Task input Start Marker

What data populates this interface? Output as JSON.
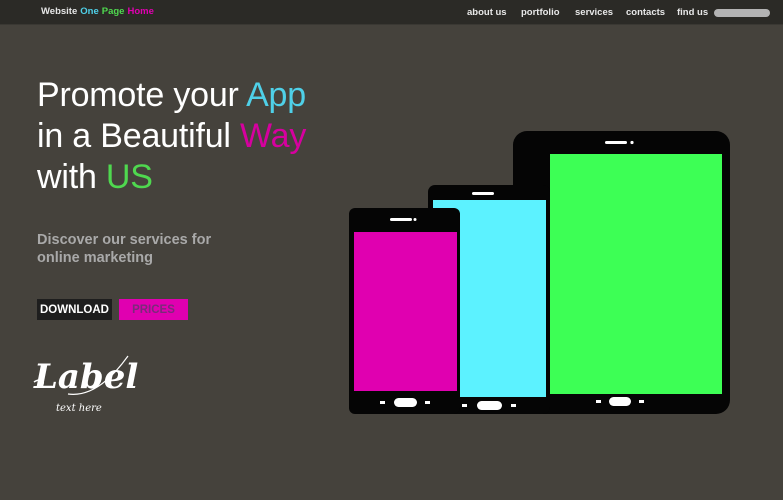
{
  "nav": {
    "brand": [
      "Website",
      "One",
      "Page",
      "Home"
    ],
    "brand_colors": [
      "#e6e6e6",
      "#4fd0e8",
      "#4fd84f",
      "#e000b0"
    ],
    "items": [
      "about us",
      "portfolio",
      "services",
      "contacts",
      "find us"
    ]
  },
  "hero": {
    "line1_prefix": "Promote your ",
    "line1_highlight": "App",
    "line2_prefix": "in a Beautiful ",
    "line2_highlight": "Way",
    "line3_prefix": "with ",
    "line3_highlight": "US",
    "highlight_colors": [
      "#4fd0e8",
      "#d6009f",
      "#4fd84f"
    ],
    "subtitle": "Discover our services for online marketing"
  },
  "buttons": {
    "download": "DOWNLOAD",
    "prices": "PRICES"
  },
  "logo": {
    "title": "Label",
    "tagline": "text here"
  },
  "devices": {
    "screen_colors": [
      "#e000b0",
      "#5cf2ff",
      "#3dff55"
    ],
    "frame_color": "#050505"
  }
}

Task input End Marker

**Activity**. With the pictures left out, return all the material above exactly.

**Solution below**.
What data populates this interface? Output as JSON.
{
  "nav": {
    "brand": [
      "Website",
      "One",
      "Page",
      "Home"
    ],
    "brand_colors": [
      "#e6e6e6",
      "#4fd0e8",
      "#4fd84f",
      "#e000b0"
    ],
    "items": [
      "about us",
      "portfolio",
      "services",
      "contacts",
      "find us"
    ]
  },
  "hero": {
    "line1_prefix": "Promote your ",
    "line1_highlight": "App",
    "line2_prefix": "in a Beautiful ",
    "line2_highlight": "Way",
    "line3_prefix": "with ",
    "line3_highlight": "US",
    "highlight_colors": [
      "#4fd0e8",
      "#d6009f",
      "#4fd84f"
    ],
    "subtitle": "Discover our services for online marketing"
  },
  "buttons": {
    "download": "DOWNLOAD",
    "prices": "PRICES"
  },
  "logo": {
    "title": "Label",
    "tagline": "text here"
  },
  "devices": {
    "screen_colors": [
      "#e000b0",
      "#5cf2ff",
      "#3dff55"
    ],
    "frame_color": "#050505"
  }
}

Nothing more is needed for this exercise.